Wall Street is split on the value of having a Chinese joint venture.
Morgan Stanley and UBS Group AG are planning to raise their stakes in their securities operations in the country to the maximum 49 percent allowed, just weeks after JP Morgan Chase & Co. severed ties with its local partner amid frustration over a lack of control.
China increased the cap on foreign holdings from 33 percent in 2012, still below the coveted threshold of 50 percent above which majority control would be possible. Morgan Stanley, with 33.3 percent of its venture, and UBS, with 24.99 percent, clearly have decided the market potential merits the extra investment.
Whether that confidence is justified is an open question. The fact is that China just doesn’t make much money for foreign investment banks.
UBS topped foreign securities firms in the country with net income of 296 million yuan ($44 million) in 2015. That’s barely enough to pay JPMorgan CEO Jamie Dimon’s salary ($30.4 million). Morgan Stanley’s venture with Huaxin Securities made even less — 30 million yuan in 2015, though that represented a turnaround after years of losses.
Overseas banks remain minnows beside the dominant Chinese firms. UBS ranked 95th among brokerages in China in 2015, overshadowed by rivals such as Citic Securities Co. in stock trading and lenders like Industrial & Commercial Bank of China Ltd. in onshore bond underwriting.
Debt sales are a lucrative business and remain a lock for Chinese banks: arranging yuan-denominated issues accounted for 75 percent of the Asia-Pacific’s total bond underwriting fees for most of last year, according to data from Freeman & Co.
For UBS at least, there’s an added draw in China: Unlike Morgan Stanley, the Swiss bank has management control over its venture (Goldman Sachs Group Inc. is another overseas firm with that privilege). UBS’s venture also has a license to trade domestic shares. Like Goldman, UBS has more than a decade of history with its venture, which has helped cover the costs of building out operations.
Morgan Stanley was the first overseas bank allowed to enter the market when it helped establish China International Capital Corp. in 1995. But the New York-based bank sold its stake — again after being stymied by a lack of control — and set up with Huaxin Securities in 2011.
More than two decades since that groundbreaking investment, US and European investment banks are still waiting for their big payday.
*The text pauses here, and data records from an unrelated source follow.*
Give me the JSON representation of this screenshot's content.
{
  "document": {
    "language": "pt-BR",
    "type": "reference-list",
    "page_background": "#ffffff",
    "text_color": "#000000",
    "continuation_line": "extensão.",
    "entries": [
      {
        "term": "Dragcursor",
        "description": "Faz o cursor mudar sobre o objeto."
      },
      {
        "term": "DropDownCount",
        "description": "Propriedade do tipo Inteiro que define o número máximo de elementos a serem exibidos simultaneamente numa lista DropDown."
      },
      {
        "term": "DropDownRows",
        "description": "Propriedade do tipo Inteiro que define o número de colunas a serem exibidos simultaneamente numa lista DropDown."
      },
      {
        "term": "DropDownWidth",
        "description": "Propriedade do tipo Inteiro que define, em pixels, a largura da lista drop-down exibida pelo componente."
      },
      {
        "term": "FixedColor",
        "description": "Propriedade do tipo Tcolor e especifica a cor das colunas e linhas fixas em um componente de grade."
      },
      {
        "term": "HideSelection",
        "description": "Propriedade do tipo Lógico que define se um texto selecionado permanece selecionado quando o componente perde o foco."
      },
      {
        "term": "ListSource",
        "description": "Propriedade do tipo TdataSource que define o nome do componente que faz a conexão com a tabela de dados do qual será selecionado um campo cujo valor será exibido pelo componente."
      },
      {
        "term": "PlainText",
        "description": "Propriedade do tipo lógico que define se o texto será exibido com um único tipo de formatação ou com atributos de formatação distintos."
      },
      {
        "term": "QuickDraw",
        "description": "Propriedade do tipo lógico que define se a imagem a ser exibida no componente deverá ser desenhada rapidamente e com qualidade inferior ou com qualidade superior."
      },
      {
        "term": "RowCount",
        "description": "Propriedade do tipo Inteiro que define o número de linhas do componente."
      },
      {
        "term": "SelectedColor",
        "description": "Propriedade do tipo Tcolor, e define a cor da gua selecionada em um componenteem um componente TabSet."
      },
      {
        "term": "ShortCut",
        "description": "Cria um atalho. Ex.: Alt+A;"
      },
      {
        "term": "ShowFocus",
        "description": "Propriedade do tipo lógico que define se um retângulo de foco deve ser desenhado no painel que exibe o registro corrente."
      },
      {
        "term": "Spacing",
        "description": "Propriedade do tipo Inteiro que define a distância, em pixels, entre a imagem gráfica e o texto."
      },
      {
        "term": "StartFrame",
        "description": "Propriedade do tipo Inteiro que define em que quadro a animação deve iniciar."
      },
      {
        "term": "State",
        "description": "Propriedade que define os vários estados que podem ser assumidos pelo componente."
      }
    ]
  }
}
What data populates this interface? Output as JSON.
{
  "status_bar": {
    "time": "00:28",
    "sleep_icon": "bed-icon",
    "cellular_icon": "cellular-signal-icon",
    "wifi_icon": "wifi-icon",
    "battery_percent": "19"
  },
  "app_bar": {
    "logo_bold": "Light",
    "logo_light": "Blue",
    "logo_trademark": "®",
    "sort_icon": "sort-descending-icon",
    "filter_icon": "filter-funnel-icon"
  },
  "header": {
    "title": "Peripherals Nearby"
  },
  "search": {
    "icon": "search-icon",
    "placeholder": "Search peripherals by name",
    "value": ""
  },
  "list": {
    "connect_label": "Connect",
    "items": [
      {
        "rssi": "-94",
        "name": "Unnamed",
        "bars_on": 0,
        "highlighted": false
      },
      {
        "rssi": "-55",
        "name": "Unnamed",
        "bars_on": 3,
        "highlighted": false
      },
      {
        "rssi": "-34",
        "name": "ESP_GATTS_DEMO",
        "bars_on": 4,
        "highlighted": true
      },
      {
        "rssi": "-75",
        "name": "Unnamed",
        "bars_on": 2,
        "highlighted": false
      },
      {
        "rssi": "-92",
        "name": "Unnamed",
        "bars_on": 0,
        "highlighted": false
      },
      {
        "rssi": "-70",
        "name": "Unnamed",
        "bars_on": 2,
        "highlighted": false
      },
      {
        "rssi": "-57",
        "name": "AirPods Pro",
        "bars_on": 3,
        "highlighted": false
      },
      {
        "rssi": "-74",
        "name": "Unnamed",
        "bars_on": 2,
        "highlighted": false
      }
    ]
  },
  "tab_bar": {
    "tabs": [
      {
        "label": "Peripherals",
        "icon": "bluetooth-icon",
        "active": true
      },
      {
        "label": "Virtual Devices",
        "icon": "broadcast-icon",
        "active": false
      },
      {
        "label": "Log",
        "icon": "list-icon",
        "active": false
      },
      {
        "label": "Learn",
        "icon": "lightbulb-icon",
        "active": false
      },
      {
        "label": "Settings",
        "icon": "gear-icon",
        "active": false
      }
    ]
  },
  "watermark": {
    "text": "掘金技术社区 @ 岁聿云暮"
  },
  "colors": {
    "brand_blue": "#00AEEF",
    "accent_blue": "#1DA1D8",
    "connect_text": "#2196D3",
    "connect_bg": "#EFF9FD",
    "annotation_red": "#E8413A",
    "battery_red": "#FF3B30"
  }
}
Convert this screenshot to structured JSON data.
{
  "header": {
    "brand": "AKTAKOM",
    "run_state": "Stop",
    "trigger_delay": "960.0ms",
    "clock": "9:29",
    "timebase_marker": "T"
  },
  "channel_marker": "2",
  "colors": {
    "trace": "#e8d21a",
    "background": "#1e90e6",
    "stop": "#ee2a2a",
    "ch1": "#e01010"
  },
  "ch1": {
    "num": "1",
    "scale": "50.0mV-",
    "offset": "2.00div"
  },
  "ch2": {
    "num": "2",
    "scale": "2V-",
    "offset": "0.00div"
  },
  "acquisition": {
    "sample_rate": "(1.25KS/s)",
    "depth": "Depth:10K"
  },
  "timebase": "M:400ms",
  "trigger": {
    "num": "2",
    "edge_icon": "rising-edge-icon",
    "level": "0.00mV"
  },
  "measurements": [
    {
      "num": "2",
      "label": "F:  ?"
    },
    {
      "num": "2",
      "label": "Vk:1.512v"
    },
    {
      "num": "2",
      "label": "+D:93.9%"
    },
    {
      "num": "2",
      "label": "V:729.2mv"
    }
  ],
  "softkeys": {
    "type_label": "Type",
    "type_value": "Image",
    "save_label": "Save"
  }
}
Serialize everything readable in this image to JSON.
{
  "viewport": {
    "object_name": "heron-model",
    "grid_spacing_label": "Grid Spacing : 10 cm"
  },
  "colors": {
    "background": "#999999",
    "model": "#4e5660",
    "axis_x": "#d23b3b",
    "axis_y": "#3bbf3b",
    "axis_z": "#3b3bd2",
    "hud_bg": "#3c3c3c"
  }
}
If nothing else, they can’t be faulted for patience. UBS wants “to build a long-run, steady presence in China,” Chairman Axel Weber told Bloomberg Television from Shanghai on Monday.
China’s Ministry of Finance has said the 49 percent ownership limit will be raised gradually. No date has been given. HSBC Holdings Plc said in November 2015 it was seeking majority ownership for a securities venture in China. It’s still waiting. Meanwhile, local investment banks have grown ever stronger as the size of China’s financial markets has ballooned.
Without control, on paper or otherwise, a Chinese investment banking venture is just a placeholder for a promise that may never
Nisha Gopalan is a Bloomberg Gadfly columnist covering deals and banking. She previously worked for the Wall Street Journal and Dow Jones as an editor and a reporter